Rare European honour for Burnley
The French Tricolore flag will fly atop Burnley Town Hall alongside the Union flag later this month to help celebrate the town being awarded a top European honour.
The event at Central Library on October 15th will centre on the presentation of the “Le Drapeau d’Honneur” from the Council of Europe.
Burnley is one of only eight places across Europe to be awarded the European Flag of Honour in 2016.
The award marks the borough’s work to forge stronger links with its European neighbours and reflects, amongst other things, the years of activity by the borough’s twinning association, and also the links that Burnley businesses have to Europe. It follows Burnley being awarded the European Diploma last year. The event, which is free and open to everyone, will take place between 2pm and 4pm. Baroness Massey of Darwen will present the award to the Mayor, Coun. Jeff Sumner.
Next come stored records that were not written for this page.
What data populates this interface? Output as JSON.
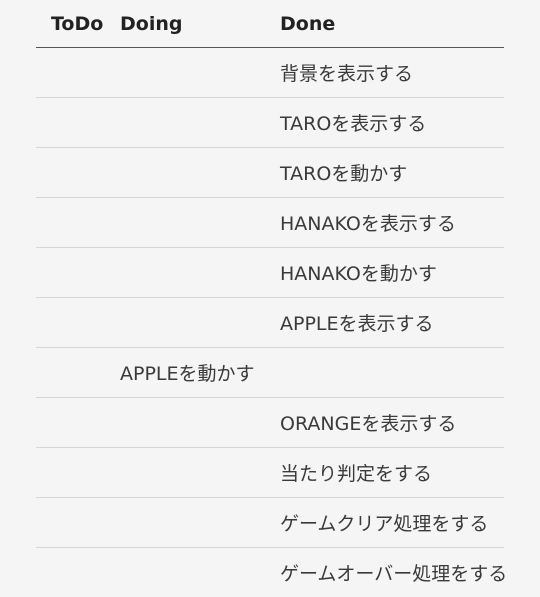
{
  "columns": {
    "todo": "ToDo",
    "doing": "Doing",
    "done": "Done"
  },
  "rows": [
    {
      "todo": "",
      "doing": "",
      "done": "背景を表示する"
    },
    {
      "todo": "",
      "doing": "",
      "done": "TAROを表示する"
    },
    {
      "todo": "",
      "doing": "",
      "done": "TAROを動かす"
    },
    {
      "todo": "",
      "doing": "",
      "done": "HANAKOを表示する"
    },
    {
      "todo": "",
      "doing": "",
      "done": "HANAKOを動かす"
    },
    {
      "todo": "",
      "doing": "",
      "done": "APPLEを表示する"
    },
    {
      "todo": "",
      "doing": "APPLEを動かす",
      "done": ""
    },
    {
      "todo": "",
      "doing": "",
      "done": "ORANGEを表示する"
    },
    {
      "todo": "",
      "doing": "",
      "done": "当たり判定をする"
    },
    {
      "todo": "",
      "doing": "",
      "done": "ゲームクリア処理をする"
    },
    {
      "todo": "",
      "doing": "",
      "done": "ゲームオーバー処理をする"
    }
  ]
}
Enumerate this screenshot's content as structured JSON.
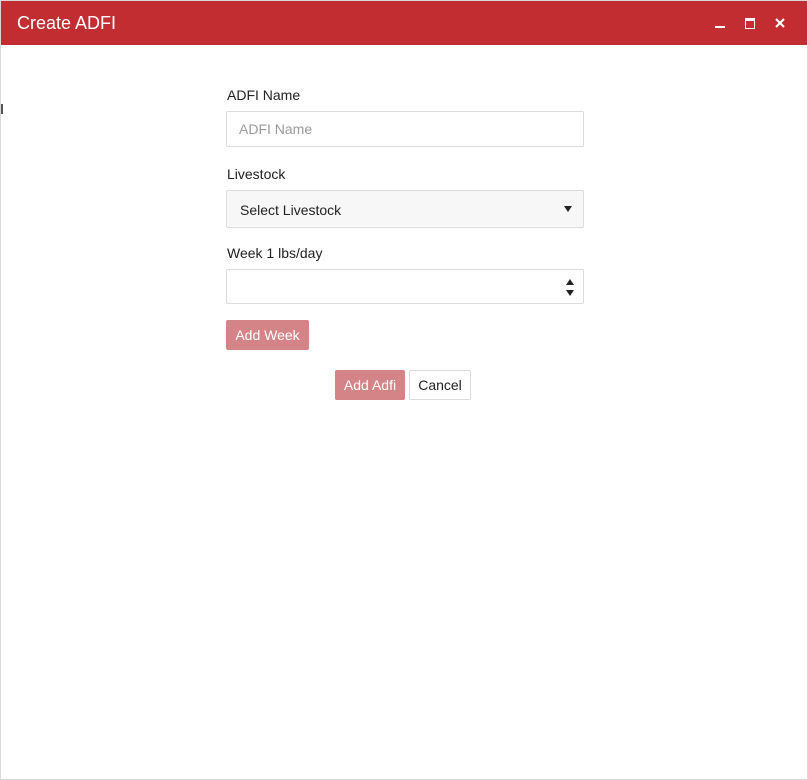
{
  "window": {
    "title": "Create ADFI",
    "controls": [
      "minimize-icon",
      "maximize-icon",
      "close-icon"
    ],
    "accent_color": "#c12d30"
  },
  "form": {
    "name_label": "ADFI Name",
    "name_placeholder": "ADFI Name",
    "livestock_label": "Livestock",
    "livestock_selected": "Select Livestock",
    "week_label": "Week 1 lbs/day",
    "week_value": "",
    "add_week_label": "Add Week"
  },
  "footer": {
    "add_label": "Add Adfi",
    "cancel_label": "Cancel",
    "button_color": "#d48386"
  }
}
The Mayor said: “It is an honour to receive this special award that recognises our borough’s close links with Europe.
“It marks the hard work and dedication of volunteers who have forged closer relations between not only the countries and towns across Europe, but between individual people in different countries.
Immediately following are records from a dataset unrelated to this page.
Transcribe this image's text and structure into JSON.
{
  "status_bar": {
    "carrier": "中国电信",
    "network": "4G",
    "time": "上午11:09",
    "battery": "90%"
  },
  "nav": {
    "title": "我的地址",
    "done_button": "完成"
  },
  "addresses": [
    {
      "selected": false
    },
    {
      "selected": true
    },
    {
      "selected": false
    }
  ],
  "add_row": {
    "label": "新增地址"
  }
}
“This will further boost Burnley’s profile and reputation as an internationally known town, which is ambitious and striving for success, not only at home but further afield as well.”
During the afternoon, the wider celebration will include participation by children from St John’s Padiham and Whittlefield primary schools, an accordion player playing French music, a magic show for families, a film Le Petit Prince, and exhibitions.
The event is being organised by Burnley Twinning Association, with support from Lancashire County Council and Burnley Council.
The Flag of Honour is awarded by the Council of Europe to mark success in promoting union and understanding among the people of Europe.
Burnley has a long standing commitment to seeking positive relationships with its European neighbours. That commitment not only covers arts and culture, but also business and educational links.
The Council of Europe is not to be confused with the European Parliament, which is a separate organisation.
Burnley Council applied to the Council of Europe on behalf of, and in partnership with, the borough’s twinning association.
David Smith, from the twinning association, said: “This honour marks all the work that often goes on in the background to promote better understanding.”